> [AIM OF THE TASK]: Please report every line from the material that contains the word "photo".

# # # # # # #

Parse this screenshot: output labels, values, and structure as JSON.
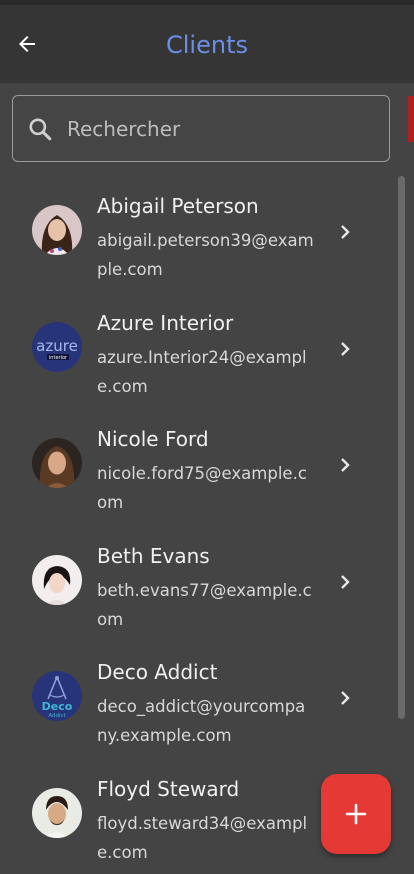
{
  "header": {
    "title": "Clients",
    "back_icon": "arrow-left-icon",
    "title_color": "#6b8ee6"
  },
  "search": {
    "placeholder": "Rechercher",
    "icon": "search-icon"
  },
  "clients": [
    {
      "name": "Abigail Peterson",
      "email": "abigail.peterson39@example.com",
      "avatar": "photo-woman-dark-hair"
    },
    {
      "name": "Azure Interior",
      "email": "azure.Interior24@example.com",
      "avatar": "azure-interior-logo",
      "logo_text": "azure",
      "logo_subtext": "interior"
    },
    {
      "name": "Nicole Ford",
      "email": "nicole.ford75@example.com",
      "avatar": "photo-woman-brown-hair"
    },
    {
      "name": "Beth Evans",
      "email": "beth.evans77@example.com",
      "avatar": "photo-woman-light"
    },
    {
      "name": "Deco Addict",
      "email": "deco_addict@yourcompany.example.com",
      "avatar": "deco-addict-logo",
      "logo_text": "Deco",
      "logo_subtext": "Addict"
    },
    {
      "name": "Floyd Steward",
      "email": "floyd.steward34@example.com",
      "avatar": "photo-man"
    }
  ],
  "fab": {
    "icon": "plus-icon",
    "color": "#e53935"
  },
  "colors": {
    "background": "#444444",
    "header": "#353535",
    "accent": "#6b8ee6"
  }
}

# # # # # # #

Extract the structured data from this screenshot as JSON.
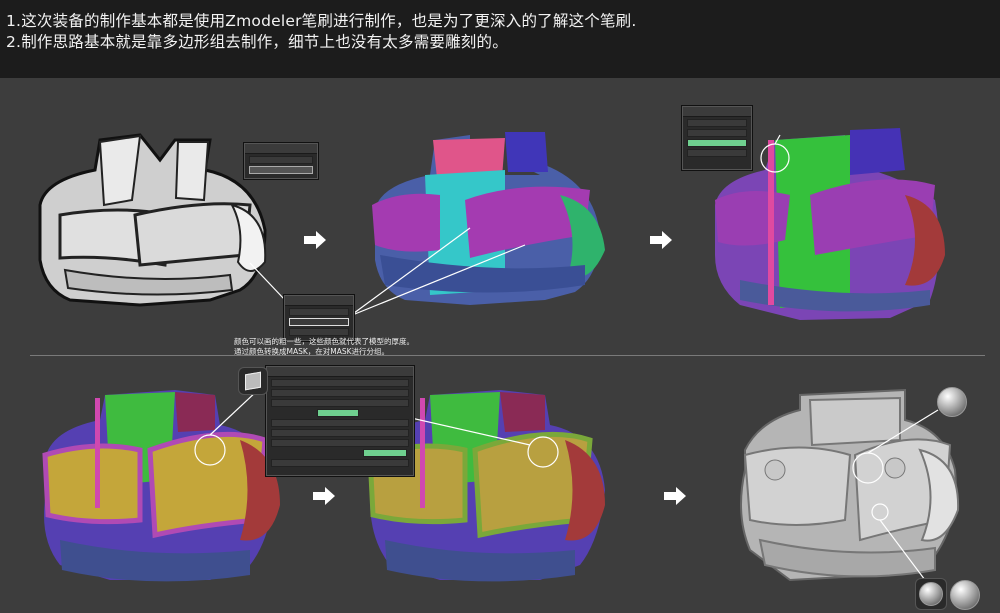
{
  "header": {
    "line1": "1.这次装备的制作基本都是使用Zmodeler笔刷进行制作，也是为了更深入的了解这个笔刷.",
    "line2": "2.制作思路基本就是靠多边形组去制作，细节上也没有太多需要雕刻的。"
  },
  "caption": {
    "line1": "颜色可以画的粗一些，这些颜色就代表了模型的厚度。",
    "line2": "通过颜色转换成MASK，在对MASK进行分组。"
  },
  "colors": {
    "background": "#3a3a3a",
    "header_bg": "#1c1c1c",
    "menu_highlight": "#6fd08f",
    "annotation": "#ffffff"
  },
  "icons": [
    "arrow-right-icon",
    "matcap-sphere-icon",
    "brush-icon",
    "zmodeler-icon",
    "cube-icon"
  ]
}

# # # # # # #

> [EXERCISE RESPONSE]:
      "avatar": "photo-woman-dark-hair"
      "avatar": "photo-woman-brown-hair"
      "avatar": "photo-woman-light"
      "avatar": "photo-man"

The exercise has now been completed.